Local schools – students’ safety is priority
By Suzanne Werre
The tragedy that unfolded at the Stoneman Douglas High School in Florida last Wednesday has embroiled the country in debates about gun control, mental illness and bullying in schools. Those issues can be polarizing, and while the administrators at the local schools in Turtle Lake and Underwood may have their own opinions on those issues, they don’t come into play when they’re thinking about their jobs. They just want to make sure nothing like that ever happens at their schools.
They feel confident that local parents can feel safe when sending their kids to school.
“When something like that happens, I start thinking, why? Could it have been prevented – are we missing signs, and I start to analyze it,” said Underwood Dean of Students Toni Cottingham. “You’re never going to be able to prevent all of this, but as far as our school goes, we have a fantastic system – it is like no other Class B School. Nobody is going to enter this school without the office knowing about it.”
Like a lot of schools across the nation, both Underwood and Turtle Lake-Mercer schools have been upgrading their security systems, in large part because of the first major school shooting, the 1999 shooting in Columbine, Colo. when grants started becoming available for schools to increase their security.

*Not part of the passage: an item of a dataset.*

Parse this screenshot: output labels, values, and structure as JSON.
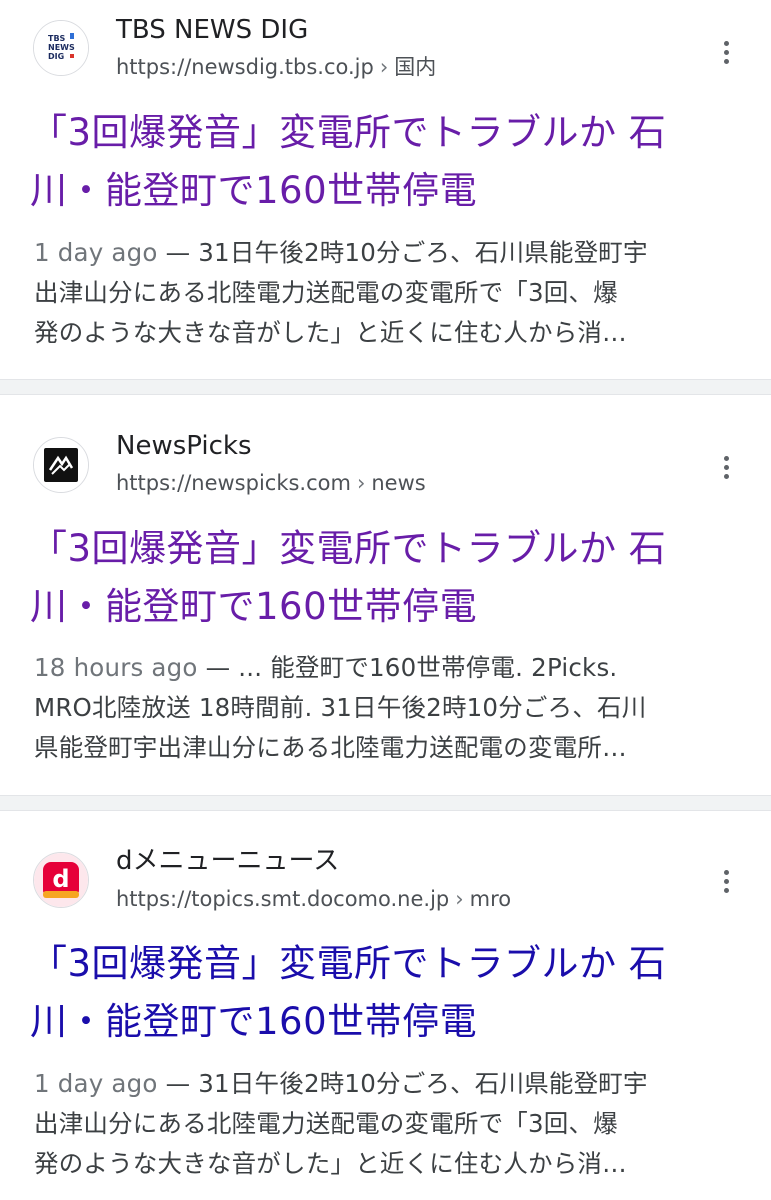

Both schools require people to be identified and “buzzed in” before being allowed entrance to the school, and in Underwood people are not allowed to enter the school without first going through the office, which is then locked until they are approved for admittance to any other part of the school. Guests are also required to come to the office at the Turtle Lake-Mercer School before being allowed to go elsewhere in the school as well.